Raphael, part 1
Master of the Renaissance Perspective
The great master of the Italian Renaissance Raffaello Sanzio (1483-1520), also known by his anglicized name Raphael, showed his gift as early as a young boy. His father, himself a painter, soon recognized his son's talent and took him to Perugia, where the young Raphael became an apprentice in the Perugino's studio.4 From Perugino he learned his feeling for harmony; the use of color and most importantly - basics of perspective.
At that time the perspective system was a valuable "know how" and was kept secret. Those who theorized about it did not know the whole deal and those theoreticians who knew the whole deal omitted the fundamentals. Raphael was not a theoretician, he was, first of all, a painter. Later on his superior knowledge of the geometry and his skills as a draughtsman would led him to the position of the papal architect. Today we can say that he was not only an outstanding executor of perspective, but also an innovative applied scientist. Fortunately, he left behind many hints referring to the Renaissance perspective system and his legacy is coded in his work.
The Marriage of the Virgin (1504)
The simplified analysis of The Marriage of the Virgin shows how Raphael coped with perspective in one of his earlier works. Raphael is so kind to informs us, although implicitly, about the presence of the Golden ratio triangle ABV, also known as Kepler triangle (green line), and points to the basic ratios of the Renaissance perspective system.

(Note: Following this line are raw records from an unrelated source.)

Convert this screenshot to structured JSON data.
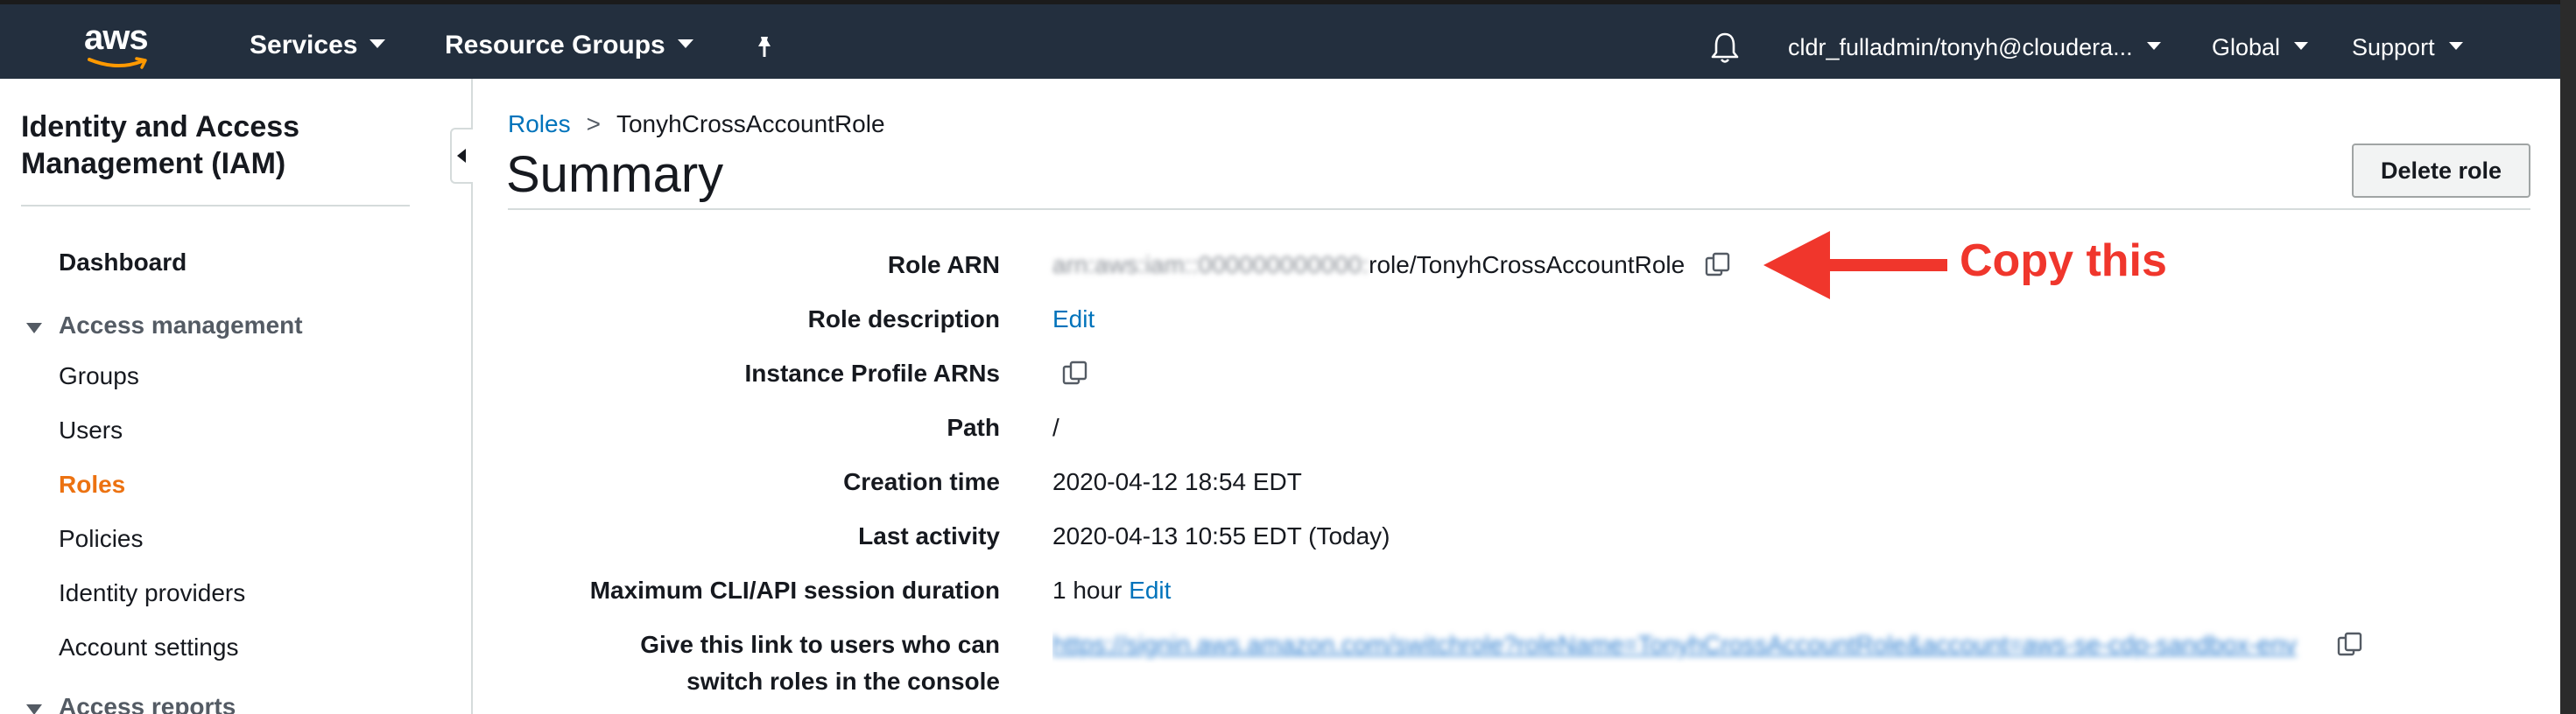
{
  "topnav": {
    "logo_text": "aws",
    "services_label": "Services",
    "resource_groups_label": "Resource Groups",
    "account_label": "cldr_fulladmin/tonyh@cloudera...",
    "region_label": "Global",
    "support_label": "Support",
    "background_color": "#232f3e"
  },
  "sidebar": {
    "title": "Identity and Access Management (IAM)",
    "dashboard_label": "Dashboard",
    "access_management": {
      "label": "Access management",
      "items": [
        {
          "label": "Groups",
          "active": false
        },
        {
          "label": "Users",
          "active": false
        },
        {
          "label": "Roles",
          "active": true
        },
        {
          "label": "Policies",
          "active": false
        },
        {
          "label": "Identity providers",
          "active": false
        },
        {
          "label": "Account settings",
          "active": false
        }
      ]
    },
    "access_reports_label": "Access reports",
    "active_color": "#ec7211"
  },
  "breadcrumb": {
    "parent": "Roles",
    "separator": ">",
    "current": "TonyhCrossAccountRole"
  },
  "page": {
    "title": "Summary",
    "delete_button_label": "Delete role"
  },
  "summary": {
    "role_arn": {
      "label": "Role ARN",
      "value_hidden": "arn:aws:iam::000000000000:",
      "value_visible": "role/TonyhCrossAccountRole"
    },
    "role_description": {
      "label": "Role description",
      "edit_label": "Edit"
    },
    "instance_profile_arns": {
      "label": "Instance Profile ARNs"
    },
    "path": {
      "label": "Path",
      "value": "/"
    },
    "creation_time": {
      "label": "Creation time",
      "value": "2020-04-12 18:54 EDT"
    },
    "last_activity": {
      "label": "Last activity",
      "value": "2020-04-13 10:55 EDT (Today)"
    },
    "max_session": {
      "label": "Maximum CLI/API session duration",
      "value": "1 hour",
      "edit_label": "Edit"
    },
    "switch_link": {
      "label_line1": "Give this link to users who can",
      "label_line2": "switch roles in the console",
      "value_hidden": "https://signin.aws.amazon.com/switchrole?roleName=TonyhCrossAccountRole&account=aws-se-cdp-sandbox-env"
    }
  },
  "annotation": {
    "text": "Copy this",
    "color": "#f0362c"
  }
}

There are couple of steps, necessary for the viewer, to arrive at the foreshortened square, which provides us with the exact measurements to work within the three dimensional space of the picture. The first step in the system's sequence is to transfer the rectangular area of the picture plane into the same square area with center in the vanishing point. From the base square (purple line) all other proportions unwind.

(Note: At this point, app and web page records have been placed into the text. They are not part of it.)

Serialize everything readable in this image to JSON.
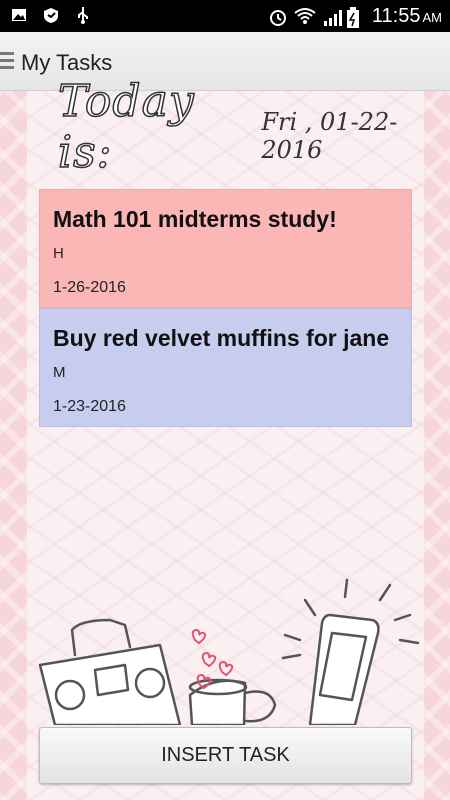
{
  "status_bar": {
    "time": "11:55",
    "ampm": "AM"
  },
  "app_bar": {
    "title": "My Tasks"
  },
  "header": {
    "today_label": "Today is:",
    "date": "Fri , 01-22-2016"
  },
  "tasks": [
    {
      "title": "Math 101 midterms study!",
      "priority": "H",
      "due": "1-26-2016",
      "color": "#fbb6b6"
    },
    {
      "title": "Buy red velvet muffins for jane",
      "priority": "M",
      "due": "1-23-2016",
      "color": "#c7cdef"
    }
  ],
  "footer": {
    "insert_label": "INSERT TASK"
  },
  "icons": [
    "image-icon",
    "shield-icon",
    "usb-icon",
    "alarm-icon",
    "wifi-icon",
    "signal-icon",
    "battery-icon",
    "menu-icon"
  ]
}
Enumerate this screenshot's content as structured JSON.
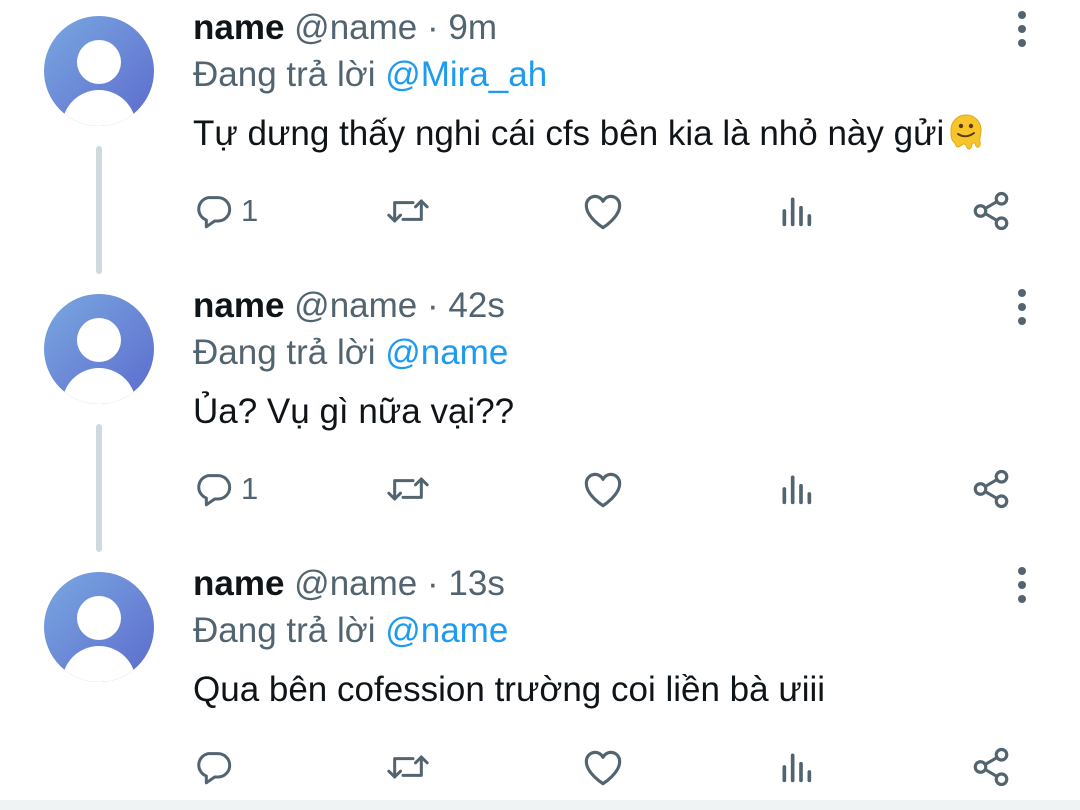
{
  "replies": [
    {
      "name": "name",
      "handle": "@name",
      "separator": "·",
      "time": "9m",
      "replying_prefix": "Đang trả lời",
      "replying_to": "@Mira_ah",
      "text": "Tự dưng thấy nghi cái cfs bên kia là nhỏ này gửi",
      "emoji": "melting-face-emoji",
      "reply_count": "1"
    },
    {
      "name": "name",
      "handle": "@name",
      "separator": "·",
      "time": "42s",
      "replying_prefix": "Đang trả lời",
      "replying_to": "@name",
      "text": "Ủa? Vụ gì nữa vại??",
      "reply_count": "1"
    },
    {
      "name": "name",
      "handle": "@name",
      "separator": "·",
      "time": "13s",
      "replying_prefix": "Đang trả lời",
      "replying_to": "@name",
      "text": "Qua bên cofession trường coi liền bà ưiii",
      "reply_count": ""
    }
  ],
  "icons": {
    "reply": "reply-icon",
    "retweet": "retweet-icon",
    "like": "heart-icon",
    "views": "analytics-icon",
    "share": "share-icon",
    "more": "more-vertical-icon"
  },
  "colors": {
    "text": "#0f1419",
    "secondary": "#536471",
    "link": "#1d9bf0",
    "thread_line": "#cfd9de"
  }
}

The subsequent construction of the circles, which geometrically sets the correct proportions in the system, are achievable only with a use of a compass. From φ circle we construct √φ circle at the base square bottom line. Thus the hypotenuse AV of the golden ratio triangle defines the radius of the upper φ circle with the center at the vanishing point and the cathetus AB defines the radius of the smaller √φ circle with the center in the middle of the square's bottom side. Therefore radius of the smaller circle (BA) to half side of the square (BC) equals √1.618 to 1. The radius of the lower circle (BF) equals to the upper, but more importantly defines the focal length distance.(fig.1)
This brings us to a new element that has been overlooked or rather confused with the distance point. Let us call it focal point - F point. F point is the apex of the visual pyramid with the focusing effect of a concave lens, which Jean Pelerin refers to in his book De Artificiali perspectiva (1505).
Raphael placed the focal point or F point at the distance based on the golden ratio proportion. The distance from the base line to the focal point BF is to half side of the base square BC at the ratio of 1.618 to 1. The focal point's main role is to generate the lateral points.
The whole geometrical structure has to be shifted down of the picture itself as if we were standing in front of it. From the 1.618 circle we proceed to construct another circle with the radius of √1.618, whose ratio Raphael used to a paved white path between the tiles. Central white paths run to the stairs and to the vanishing point at the 38.2 degree slope.
The lateral points on the horizon equal the distance of the F point and can be reached either via a compass transfer or geometrically (will be shown in The Annunciation).
Once we determine the lateral points we can easily find out that a single tile is proportioned 2:1.
Notice how Raphael creatively used Mary's suitors to highlight important points in the constructional scheme. Each of them holds in his hand a wooden stick (red lines). Joseph's flowered stick aims to the bottom of inceptive circle, which ratio of its radius to half of the base square is 1.618 to 1. It is a circle from which all other geometry, especially the circular one, unfolds.
Next stick points to the bottom of the circle of the same radius, but with the center at the base square's bottom side. It is the F point or focal point, the one which generates the lateral points. Although the lateral points (L points) are commonly called the distance points, they are not the same as the viewing distance. The distance point is the distance from which the picture was taken and from which the whole scheme unwinds. The term distance point comes from a misunderstanding of its function and should not be called as such.
The third stick aims to the point of coordinate importance - D point or the distance point. And the fourth rod passes through the corner of the frame and aims to right corner of the bottom square. One of the suitors, a boy, has decided to break the stick over his knee. One end of his stick aims to the horizon and 1.618 circle crossing and the other aims to the bottom line and √1.618 circle crossing. Although they can now be considered as hints, these lines could have functioned as a tool for the painter himself during the geometrical process and to speed up his work.
A single tile measures 12 x 6 Roman palmi, so from the edge of the picture plane to the bottom of the stairs of a hexadecagonal building it is 99 Roman palmi. The distance point is from the bottom of the stairs 26 meters or 85 feet.
It is worth mentioning that the purple line (generated by the diagonals) passes right through the wedding ring. Raphael set the size of the base square, basic building unit, to 20 Roman palmi (purple line). With this issue of the base square, basic building unit, we move on to the next chapter.
to be continued...